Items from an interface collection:
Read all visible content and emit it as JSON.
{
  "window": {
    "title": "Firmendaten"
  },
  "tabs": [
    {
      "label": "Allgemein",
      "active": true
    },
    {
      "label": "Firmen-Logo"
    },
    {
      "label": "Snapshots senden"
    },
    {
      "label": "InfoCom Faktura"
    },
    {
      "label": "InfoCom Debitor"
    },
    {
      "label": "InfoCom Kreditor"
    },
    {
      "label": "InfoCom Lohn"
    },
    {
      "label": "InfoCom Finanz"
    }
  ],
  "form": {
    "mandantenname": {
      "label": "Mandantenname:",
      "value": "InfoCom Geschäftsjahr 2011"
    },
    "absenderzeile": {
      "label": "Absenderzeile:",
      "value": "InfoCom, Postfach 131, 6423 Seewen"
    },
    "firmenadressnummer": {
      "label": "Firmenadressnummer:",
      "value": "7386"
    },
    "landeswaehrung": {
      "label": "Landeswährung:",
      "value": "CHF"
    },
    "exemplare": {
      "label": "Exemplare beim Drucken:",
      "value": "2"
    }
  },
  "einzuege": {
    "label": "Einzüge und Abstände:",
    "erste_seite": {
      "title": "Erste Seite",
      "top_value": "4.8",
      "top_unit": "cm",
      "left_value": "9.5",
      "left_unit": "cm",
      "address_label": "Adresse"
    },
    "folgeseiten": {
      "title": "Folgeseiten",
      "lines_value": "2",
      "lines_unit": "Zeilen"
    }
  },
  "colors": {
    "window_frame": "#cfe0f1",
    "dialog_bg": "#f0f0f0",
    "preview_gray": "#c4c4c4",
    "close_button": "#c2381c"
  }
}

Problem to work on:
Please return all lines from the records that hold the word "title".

Result below:
    "title": "Firmendaten"
      "title": "Erste Seite",
      "title": "Folgeseiten",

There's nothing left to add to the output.